* **Input data**:

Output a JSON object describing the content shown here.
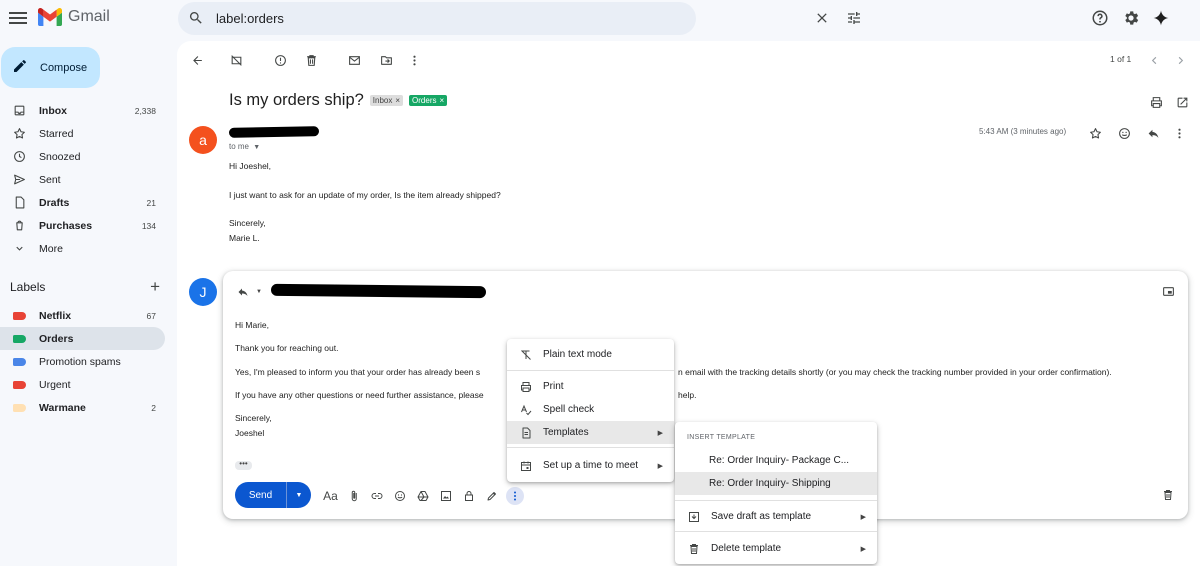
{
  "app": {
    "name": "Gmail"
  },
  "search": {
    "value": "label:orders"
  },
  "compose": {
    "label": "Compose"
  },
  "nav": [
    {
      "name": "inbox",
      "label": "Inbox",
      "count": "2,338",
      "bold": true,
      "icon": "inbox-icon"
    },
    {
      "name": "starred",
      "label": "Starred",
      "count": "",
      "bold": false,
      "icon": "star-icon"
    },
    {
      "name": "snoozed",
      "label": "Snoozed",
      "count": "",
      "bold": false,
      "icon": "clock-icon"
    },
    {
      "name": "sent",
      "label": "Sent",
      "count": "",
      "bold": false,
      "icon": "send-icon"
    },
    {
      "name": "drafts",
      "label": "Drafts",
      "count": "21",
      "bold": true,
      "icon": "draft-icon"
    },
    {
      "name": "purchases",
      "label": "Purchases",
      "count": "134",
      "bold": true,
      "icon": "tag-icon"
    },
    {
      "name": "more",
      "label": "More",
      "count": "",
      "bold": false,
      "icon": "chevron-down-icon"
    }
  ],
  "labels": {
    "heading": "Labels",
    "items": [
      {
        "name": "netflix",
        "label": "Netflix",
        "count": "67",
        "bold": true,
        "color": "#e84336"
      },
      {
        "name": "orders",
        "label": "Orders",
        "count": "",
        "bold": true,
        "color": "#16a765",
        "active": true
      },
      {
        "name": "promotion-spams",
        "label": "Promotion spams",
        "count": "",
        "bold": false,
        "color": "#4a86e8"
      },
      {
        "name": "urgent",
        "label": "Urgent",
        "count": "",
        "bold": false,
        "color": "#e84336"
      },
      {
        "name": "warmane",
        "label": "Warmane",
        "count": "2",
        "bold": true,
        "color": "#ffe0b3"
      }
    ]
  },
  "toolbar": {
    "pager": "1 of 1"
  },
  "thread": {
    "subject": "Is my orders ship?",
    "chips": {
      "inbox": "Inbox",
      "orders": "Orders"
    },
    "message": {
      "avatar_letter": "a",
      "avatar_color": "#f4511e",
      "to": "to me",
      "time": "5:43 AM (3 minutes ago)",
      "lines": [
        "Hi Joeshel,",
        "I just want to ask for an update of my order, Is the item already shipped?",
        "Sincerely,",
        "Marie L."
      ]
    }
  },
  "reply": {
    "avatar_letter": "J",
    "avatar_color": "#1a73e8",
    "lines": [
      "Hi Marie,",
      "Thank you for reaching out.",
      "Yes, I'm pleased to inform you that your order has already been s",
      "n email with the tracking details shortly (or you may check the tracking number provided in your order confirmation).",
      "If you have any other questions or need further assistance, please",
      "help.",
      "Sincerely,",
      "Joeshel"
    ],
    "send_label": "Send",
    "format_label": "Aa"
  },
  "more_menu": {
    "items": [
      {
        "name": "plain-text-mode",
        "label": "Plain text mode",
        "icon": "plain-text-icon"
      },
      {
        "name": "print",
        "label": "Print",
        "icon": "print-icon"
      },
      {
        "name": "spell-check",
        "label": "Spell check",
        "icon": "spell-check-icon"
      },
      {
        "name": "templates",
        "label": "Templates",
        "icon": "templates-icon",
        "submenu": true,
        "highlighted": true
      },
      {
        "name": "set-up-time",
        "label": "Set up a time to meet",
        "icon": "calendar-icon",
        "submenu": true
      }
    ]
  },
  "templates_menu": {
    "heading": "INSERT TEMPLATE",
    "templates": [
      "Re: Order Inquiry- Package C...",
      "Re: Order Inquiry- Shipping"
    ],
    "save_label": "Save draft as template",
    "delete_label": "Delete template"
  }
}
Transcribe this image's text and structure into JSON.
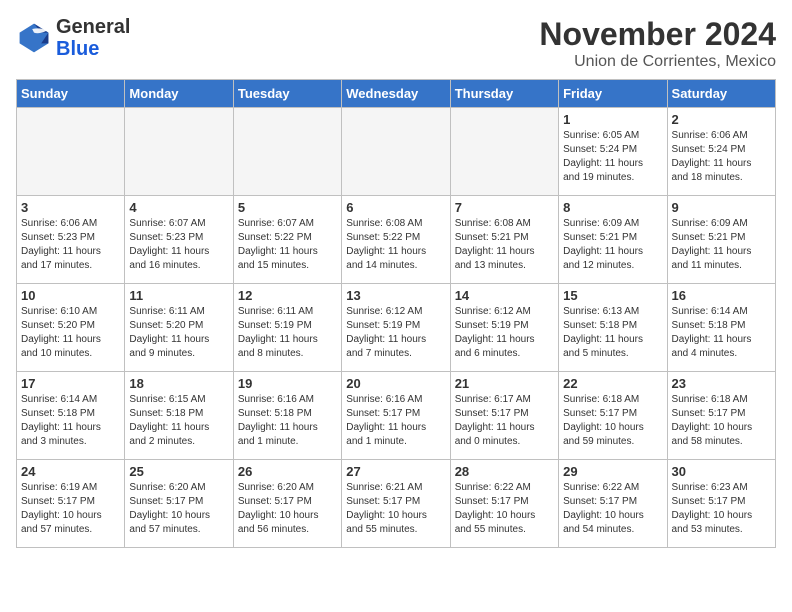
{
  "header": {
    "logo_general": "General",
    "logo_blue": "Blue",
    "month_title": "November 2024",
    "subtitle": "Union de Corrientes, Mexico"
  },
  "weekdays": [
    "Sunday",
    "Monday",
    "Tuesday",
    "Wednesday",
    "Thursday",
    "Friday",
    "Saturday"
  ],
  "weeks": [
    [
      {
        "day": "",
        "detail": ""
      },
      {
        "day": "",
        "detail": ""
      },
      {
        "day": "",
        "detail": ""
      },
      {
        "day": "",
        "detail": ""
      },
      {
        "day": "",
        "detail": ""
      },
      {
        "day": "1",
        "detail": "Sunrise: 6:05 AM\nSunset: 5:24 PM\nDaylight: 11 hours\nand 19 minutes."
      },
      {
        "day": "2",
        "detail": "Sunrise: 6:06 AM\nSunset: 5:24 PM\nDaylight: 11 hours\nand 18 minutes."
      }
    ],
    [
      {
        "day": "3",
        "detail": "Sunrise: 6:06 AM\nSunset: 5:23 PM\nDaylight: 11 hours\nand 17 minutes."
      },
      {
        "day": "4",
        "detail": "Sunrise: 6:07 AM\nSunset: 5:23 PM\nDaylight: 11 hours\nand 16 minutes."
      },
      {
        "day": "5",
        "detail": "Sunrise: 6:07 AM\nSunset: 5:22 PM\nDaylight: 11 hours\nand 15 minutes."
      },
      {
        "day": "6",
        "detail": "Sunrise: 6:08 AM\nSunset: 5:22 PM\nDaylight: 11 hours\nand 14 minutes."
      },
      {
        "day": "7",
        "detail": "Sunrise: 6:08 AM\nSunset: 5:21 PM\nDaylight: 11 hours\nand 13 minutes."
      },
      {
        "day": "8",
        "detail": "Sunrise: 6:09 AM\nSunset: 5:21 PM\nDaylight: 11 hours\nand 12 minutes."
      },
      {
        "day": "9",
        "detail": "Sunrise: 6:09 AM\nSunset: 5:21 PM\nDaylight: 11 hours\nand 11 minutes."
      }
    ],
    [
      {
        "day": "10",
        "detail": "Sunrise: 6:10 AM\nSunset: 5:20 PM\nDaylight: 11 hours\nand 10 minutes."
      },
      {
        "day": "11",
        "detail": "Sunrise: 6:11 AM\nSunset: 5:20 PM\nDaylight: 11 hours\nand 9 minutes."
      },
      {
        "day": "12",
        "detail": "Sunrise: 6:11 AM\nSunset: 5:19 PM\nDaylight: 11 hours\nand 8 minutes."
      },
      {
        "day": "13",
        "detail": "Sunrise: 6:12 AM\nSunset: 5:19 PM\nDaylight: 11 hours\nand 7 minutes."
      },
      {
        "day": "14",
        "detail": "Sunrise: 6:12 AM\nSunset: 5:19 PM\nDaylight: 11 hours\nand 6 minutes."
      },
      {
        "day": "15",
        "detail": "Sunrise: 6:13 AM\nSunset: 5:18 PM\nDaylight: 11 hours\nand 5 minutes."
      },
      {
        "day": "16",
        "detail": "Sunrise: 6:14 AM\nSunset: 5:18 PM\nDaylight: 11 hours\nand 4 minutes."
      }
    ],
    [
      {
        "day": "17",
        "detail": "Sunrise: 6:14 AM\nSunset: 5:18 PM\nDaylight: 11 hours\nand 3 minutes."
      },
      {
        "day": "18",
        "detail": "Sunrise: 6:15 AM\nSunset: 5:18 PM\nDaylight: 11 hours\nand 2 minutes."
      },
      {
        "day": "19",
        "detail": "Sunrise: 6:16 AM\nSunset: 5:18 PM\nDaylight: 11 hours\nand 1 minute."
      },
      {
        "day": "20",
        "detail": "Sunrise: 6:16 AM\nSunset: 5:17 PM\nDaylight: 11 hours\nand 1 minute."
      },
      {
        "day": "21",
        "detail": "Sunrise: 6:17 AM\nSunset: 5:17 PM\nDaylight: 11 hours\nand 0 minutes."
      },
      {
        "day": "22",
        "detail": "Sunrise: 6:18 AM\nSunset: 5:17 PM\nDaylight: 10 hours\nand 59 minutes."
      },
      {
        "day": "23",
        "detail": "Sunrise: 6:18 AM\nSunset: 5:17 PM\nDaylight: 10 hours\nand 58 minutes."
      }
    ],
    [
      {
        "day": "24",
        "detail": "Sunrise: 6:19 AM\nSunset: 5:17 PM\nDaylight: 10 hours\nand 57 minutes."
      },
      {
        "day": "25",
        "detail": "Sunrise: 6:20 AM\nSunset: 5:17 PM\nDaylight: 10 hours\nand 57 minutes."
      },
      {
        "day": "26",
        "detail": "Sunrise: 6:20 AM\nSunset: 5:17 PM\nDaylight: 10 hours\nand 56 minutes."
      },
      {
        "day": "27",
        "detail": "Sunrise: 6:21 AM\nSunset: 5:17 PM\nDaylight: 10 hours\nand 55 minutes."
      },
      {
        "day": "28",
        "detail": "Sunrise: 6:22 AM\nSunset: 5:17 PM\nDaylight: 10 hours\nand 55 minutes."
      },
      {
        "day": "29",
        "detail": "Sunrise: 6:22 AM\nSunset: 5:17 PM\nDaylight: 10 hours\nand 54 minutes."
      },
      {
        "day": "30",
        "detail": "Sunrise: 6:23 AM\nSunset: 5:17 PM\nDaylight: 10 hours\nand 53 minutes."
      }
    ]
  ]
}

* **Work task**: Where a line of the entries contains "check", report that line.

* **Result of the exercise**:
      "n email with the tracking details shortly (or you may check the tracking number provided in your order confirmation).",
        "name": "spell-check",
        "label": "Spell check",
        "icon": "spell-check-icon"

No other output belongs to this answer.